◆ **About this exercise**
Give the records again in full, exactly as written.

◆ **Listed records**
>>>>

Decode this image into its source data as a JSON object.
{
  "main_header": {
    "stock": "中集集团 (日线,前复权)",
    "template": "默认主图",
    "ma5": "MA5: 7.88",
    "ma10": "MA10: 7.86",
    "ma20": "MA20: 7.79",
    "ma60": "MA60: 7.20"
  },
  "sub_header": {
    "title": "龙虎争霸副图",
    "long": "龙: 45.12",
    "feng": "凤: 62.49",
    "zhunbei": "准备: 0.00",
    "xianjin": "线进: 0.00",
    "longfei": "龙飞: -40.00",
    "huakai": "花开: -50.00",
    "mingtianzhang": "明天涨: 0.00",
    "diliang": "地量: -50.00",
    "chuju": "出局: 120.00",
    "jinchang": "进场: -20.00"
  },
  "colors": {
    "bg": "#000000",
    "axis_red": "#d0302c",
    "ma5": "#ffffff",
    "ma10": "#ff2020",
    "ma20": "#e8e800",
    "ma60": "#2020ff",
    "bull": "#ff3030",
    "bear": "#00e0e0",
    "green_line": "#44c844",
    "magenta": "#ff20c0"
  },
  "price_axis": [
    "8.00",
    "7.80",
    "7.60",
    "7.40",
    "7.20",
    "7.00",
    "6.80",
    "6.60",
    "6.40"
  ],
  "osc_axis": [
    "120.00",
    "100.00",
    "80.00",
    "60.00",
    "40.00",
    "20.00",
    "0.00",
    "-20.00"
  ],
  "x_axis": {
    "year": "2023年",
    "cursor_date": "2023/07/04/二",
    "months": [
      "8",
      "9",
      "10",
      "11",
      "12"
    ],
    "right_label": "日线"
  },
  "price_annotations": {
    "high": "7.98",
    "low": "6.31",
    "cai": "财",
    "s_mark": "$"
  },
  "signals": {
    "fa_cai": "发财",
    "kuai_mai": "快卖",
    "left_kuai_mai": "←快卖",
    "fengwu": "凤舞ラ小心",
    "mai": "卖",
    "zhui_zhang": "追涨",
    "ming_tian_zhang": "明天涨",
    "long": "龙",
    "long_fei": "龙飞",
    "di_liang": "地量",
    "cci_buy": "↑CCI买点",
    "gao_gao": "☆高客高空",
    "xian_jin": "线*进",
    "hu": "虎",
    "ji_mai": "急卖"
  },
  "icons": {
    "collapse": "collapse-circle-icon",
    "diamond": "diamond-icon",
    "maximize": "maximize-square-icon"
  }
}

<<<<

◆ **Solution**
Decode this image into its source data as a JSON object.
{
  "main_header": {
    "stock": "中集集团 (日线,前复权)",
    "template": "默认主图",
    "ma5": "MA5: 7.88",
    "ma10": "MA10: 7.86",
    "ma20": "MA20: 7.79",
    "ma60": "MA60: 7.20"
  },
  "sub_header": {
    "title": "龙虎争霸副图",
    "long": "龙: 45.12",
    "feng": "凤: 62.49",
    "zhunbei": "准备: 0.00",
    "xianjin": "线进: 0.00",
    "longfei": "龙飞: -40.00",
    "huakai": "花开: -50.00",
    "mingtianzhang": "明天涨: 0.00",
    "diliang": "地量: -50.00",
    "chuju": "出局: 120.00",
    "jinchang": "进场: -20.00"
  },
  "colors": {
    "bg": "#000000",
    "axis_red": "#d0302c",
    "ma5": "#ffffff",
    "ma10": "#ff2020",
    "ma20": "#e8e800",
    "ma60": "#2020ff",
    "bull": "#ff3030",
    "bear": "#00e0e0",
    "green_line": "#44c844",
    "magenta": "#ff20c0"
  },
  "price_axis": [
    "8.00",
    "7.80",
    "7.60",
    "7.40",
    "7.20",
    "7.00",
    "6.80",
    "6.60",
    "6.40"
  ],
  "osc_axis": [
    "120.00",
    "100.00",
    "80.00",
    "60.00",
    "40.00",
    "20.00",
    "0.00",
    "-20.00"
  ],
  "x_axis": {
    "year": "2023年",
    "cursor_date": "2023/07/04/二",
    "months": [
      "8",
      "9",
      "10",
      "11",
      "12"
    ],
    "right_label": "日线"
  },
  "price_annotations": {
    "high": "7.98",
    "low": "6.31",
    "cai": "财",
    "s_mark": "$"
  },
  "signals": {
    "fa_cai": "发财",
    "kuai_mai": "快卖",
    "left_kuai_mai": "←快卖",
    "fengwu": "凤舞ラ小心",
    "mai": "卖",
    "zhui_zhang": "追涨",
    "ming_tian_zhang": "明天涨",
    "long": "龙",
    "long_fei": "龙飞",
    "di_liang": "地量",
    "cci_buy": "↑CCI买点",
    "gao_gao": "☆高客高空",
    "xian_jin": "线*进",
    "hu": "虎",
    "ji_mai": "急卖"
  },
  "icons": {
    "collapse": "collapse-circle-icon",
    "diamond": "diamond-icon",
    "maximize": "maximize-square-icon"
  }
}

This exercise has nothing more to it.